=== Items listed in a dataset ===
◆ ◆ ◆ ◆ ◆ ◆ ◆
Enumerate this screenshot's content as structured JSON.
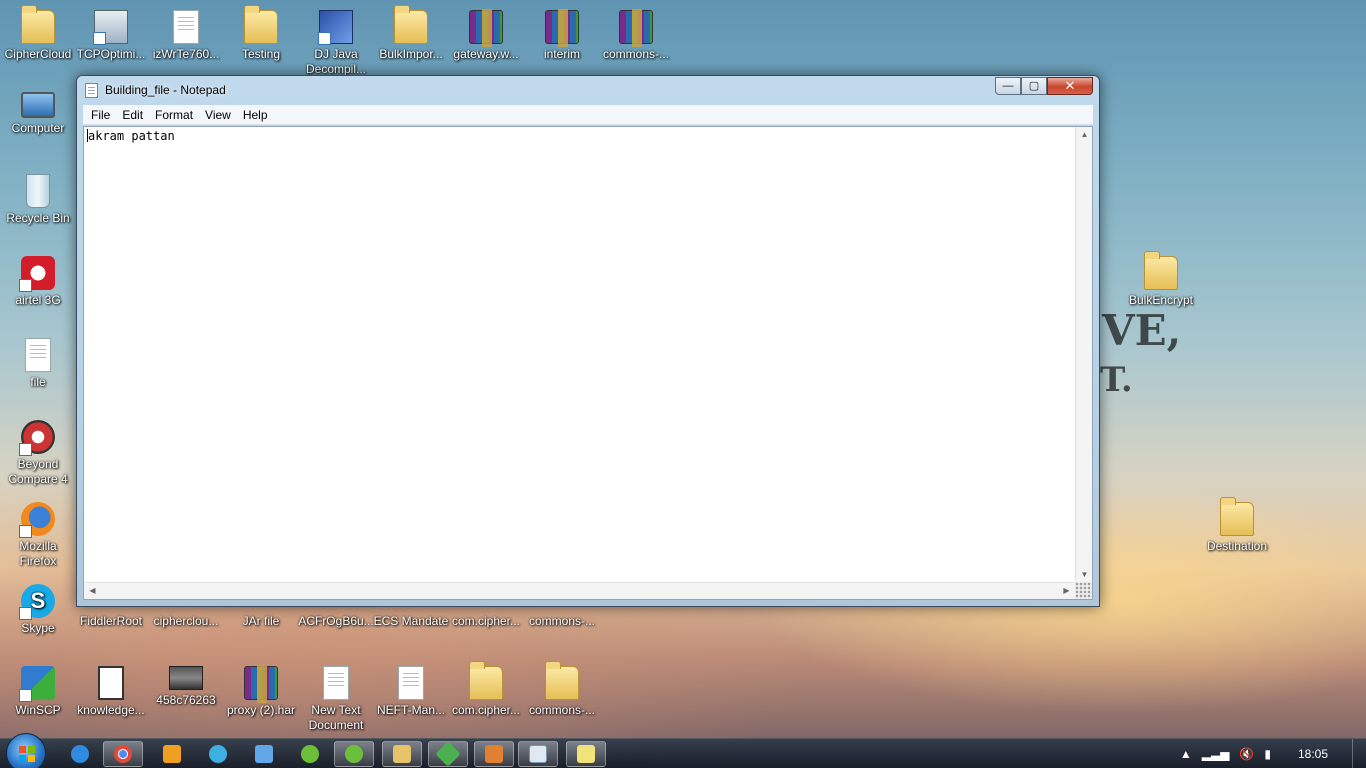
{
  "desktop": {
    "top_row": [
      {
        "label": "CipherCloud",
        "icon": "folder-icon"
      },
      {
        "label": "TCPOptimi...",
        "icon": "tcp-optimizer-icon"
      },
      {
        "label": "izWrTe760...",
        "icon": "document-icon"
      },
      {
        "label": "Testing",
        "icon": "folder-icon"
      },
      {
        "label": "DJ Java Decompil...",
        "icon": "dj-java-icon"
      },
      {
        "label": "BulkImpor...",
        "icon": "folder-icon"
      },
      {
        "label": "gateway.w...",
        "icon": "winrar-archive-icon"
      },
      {
        "label": "interim",
        "icon": "winrar-archive-icon"
      },
      {
        "label": "commons-...",
        "icon": "winrar-archive-icon"
      }
    ],
    "left_column": [
      {
        "label": "Computer",
        "icon": "computer-icon"
      },
      {
        "label": "Recycle Bin",
        "icon": "recycle-bin-icon"
      },
      {
        "label": "airtel 3G",
        "icon": "airtel-icon"
      },
      {
        "label": "file",
        "icon": "file-icon"
      },
      {
        "label": "Beyond Compare 4",
        "icon": "beyond-compare-icon"
      },
      {
        "label": "Mozilla Firefox",
        "icon": "firefox-icon"
      },
      {
        "label": "Skype",
        "icon": "skype-icon"
      },
      {
        "label": "WinSCP",
        "icon": "winscp-icon"
      }
    ],
    "middle_row": [
      {
        "label": "FiddlerRoot"
      },
      {
        "label": "cipherclou..."
      },
      {
        "label": "JAr file"
      },
      {
        "label": "ACFrOgB6u..."
      },
      {
        "label": "ECS Mandate"
      },
      {
        "label": "com.cipher..."
      },
      {
        "label": "commons-..."
      }
    ],
    "bottom_row": [
      {
        "label": "knowledge...",
        "icon": "white-file-icon"
      },
      {
        "label": "458c76263",
        "icon": "photo-icon"
      },
      {
        "label": "proxy (2).har",
        "icon": "winrar-archive-icon"
      },
      {
        "label": "New Text Document",
        "icon": "text-document-icon"
      },
      {
        "label": "NEFT-Man...",
        "icon": "document-icon"
      },
      {
        "label": "com.cipher...",
        "icon": "folder-icon"
      },
      {
        "label": "commons-...",
        "icon": "folder-icon"
      }
    ],
    "right_icons": [
      {
        "label": "BulkEncrypt",
        "icon": "folder-icon"
      },
      {
        "label": "Destination",
        "icon": "folder-icon"
      }
    ],
    "wallpaper_text": [
      "VE,",
      "T."
    ]
  },
  "notepad": {
    "title": "Building_file - Notepad",
    "menu": [
      "File",
      "Edit",
      "Format",
      "View",
      "Help"
    ],
    "content": "akram pattan",
    "controls": {
      "minimize": "—",
      "maximize": "▢",
      "close": "✕"
    }
  },
  "taskbar": {
    "clock": "18:05",
    "items": [
      {
        "name": "internet-explorer",
        "color": "#2f8be0"
      },
      {
        "name": "chrome",
        "color": "#e04a3a"
      },
      {
        "name": "media-player",
        "color": "#f0a020"
      },
      {
        "name": "chrome-alt",
        "color": "#3cb0e0"
      },
      {
        "name": "vpn-client",
        "color": "#60a8e8"
      },
      {
        "name": "spring-tool",
        "color": "#6dbf3b"
      },
      {
        "name": "spring-tool-2",
        "color": "#6dbf3b"
      },
      {
        "name": "file-explorer",
        "color": "#e6c36a"
      },
      {
        "name": "fiddler",
        "color": "#4cb050"
      },
      {
        "name": "winscp",
        "color": "#e08030"
      },
      {
        "name": "notepad",
        "color": "#dfe9f2"
      },
      {
        "name": "sticky-notes",
        "color": "#f2e27a"
      }
    ]
  },
  "colors": {
    "accent": "#2a76c7",
    "close_button": "#c8452d"
  }
}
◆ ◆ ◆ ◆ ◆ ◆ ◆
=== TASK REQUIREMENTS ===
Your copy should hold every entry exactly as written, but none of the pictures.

=== ANSWER TO THIS EXERCISE ===
Enumerate this screenshot's content as structured JSON.
{
  "desktop": {
    "top_row": [
      {
        "label": "CipherCloud",
        "icon": "folder-icon"
      },
      {
        "label": "TCPOptimi...",
        "icon": "tcp-optimizer-icon"
      },
      {
        "label": "izWrTe760...",
        "icon": "document-icon"
      },
      {
        "label": "Testing",
        "icon": "folder-icon"
      },
      {
        "label": "DJ Java Decompil...",
        "icon": "dj-java-icon"
      },
      {
        "label": "BulkImpor...",
        "icon": "folder-icon"
      },
      {
        "label": "gateway.w...",
        "icon": "winrar-archive-icon"
      },
      {
        "label": "interim",
        "icon": "winrar-archive-icon"
      },
      {
        "label": "commons-...",
        "icon": "winrar-archive-icon"
      }
    ],
    "left_column": [
      {
        "label": "Computer",
        "icon": "computer-icon"
      },
      {
        "label": "Recycle Bin",
        "icon": "recycle-bin-icon"
      },
      {
        "label": "airtel 3G",
        "icon": "airtel-icon"
      },
      {
        "label": "file",
        "icon": "file-icon"
      },
      {
        "label": "Beyond Compare 4",
        "icon": "beyond-compare-icon"
      },
      {
        "label": "Mozilla Firefox",
        "icon": "firefox-icon"
      },
      {
        "label": "Skype",
        "icon": "skype-icon"
      },
      {
        "label": "WinSCP",
        "icon": "winscp-icon"
      }
    ],
    "middle_row": [
      {
        "label": "FiddlerRoot"
      },
      {
        "label": "cipherclou..."
      },
      {
        "label": "JAr file"
      },
      {
        "label": "ACFrOgB6u..."
      },
      {
        "label": "ECS Mandate"
      },
      {
        "label": "com.cipher..."
      },
      {
        "label": "commons-..."
      }
    ],
    "bottom_row": [
      {
        "label": "knowledge...",
        "icon": "white-file-icon"
      },
      {
        "label": "458c76263",
        "icon": "photo-icon"
      },
      {
        "label": "proxy (2).har",
        "icon": "winrar-archive-icon"
      },
      {
        "label": "New Text Document",
        "icon": "text-document-icon"
      },
      {
        "label": "NEFT-Man...",
        "icon": "document-icon"
      },
      {
        "label": "com.cipher...",
        "icon": "folder-icon"
      },
      {
        "label": "commons-...",
        "icon": "folder-icon"
      }
    ],
    "right_icons": [
      {
        "label": "BulkEncrypt",
        "icon": "folder-icon"
      },
      {
        "label": "Destination",
        "icon": "folder-icon"
      }
    ],
    "wallpaper_text": [
      "VE,",
      "T."
    ]
  },
  "notepad": {
    "title": "Building_file - Notepad",
    "menu": [
      "File",
      "Edit",
      "Format",
      "View",
      "Help"
    ],
    "content": "akram pattan",
    "controls": {
      "minimize": "—",
      "maximize": "▢",
      "close": "✕"
    }
  },
  "taskbar": {
    "clock": "18:05",
    "items": [
      {
        "name": "internet-explorer",
        "color": "#2f8be0"
      },
      {
        "name": "chrome",
        "color": "#e04a3a"
      },
      {
        "name": "media-player",
        "color": "#f0a020"
      },
      {
        "name": "chrome-alt",
        "color": "#3cb0e0"
      },
      {
        "name": "vpn-client",
        "color": "#60a8e8"
      },
      {
        "name": "spring-tool",
        "color": "#6dbf3b"
      },
      {
        "name": "spring-tool-2",
        "color": "#6dbf3b"
      },
      {
        "name": "file-explorer",
        "color": "#e6c36a"
      },
      {
        "name": "fiddler",
        "color": "#4cb050"
      },
      {
        "name": "winscp",
        "color": "#e08030"
      },
      {
        "name": "notepad",
        "color": "#dfe9f2"
      },
      {
        "name": "sticky-notes",
        "color": "#f2e27a"
      }
    ]
  },
  "colors": {
    "accent": "#2a76c7",
    "close_button": "#c8452d"
  }
}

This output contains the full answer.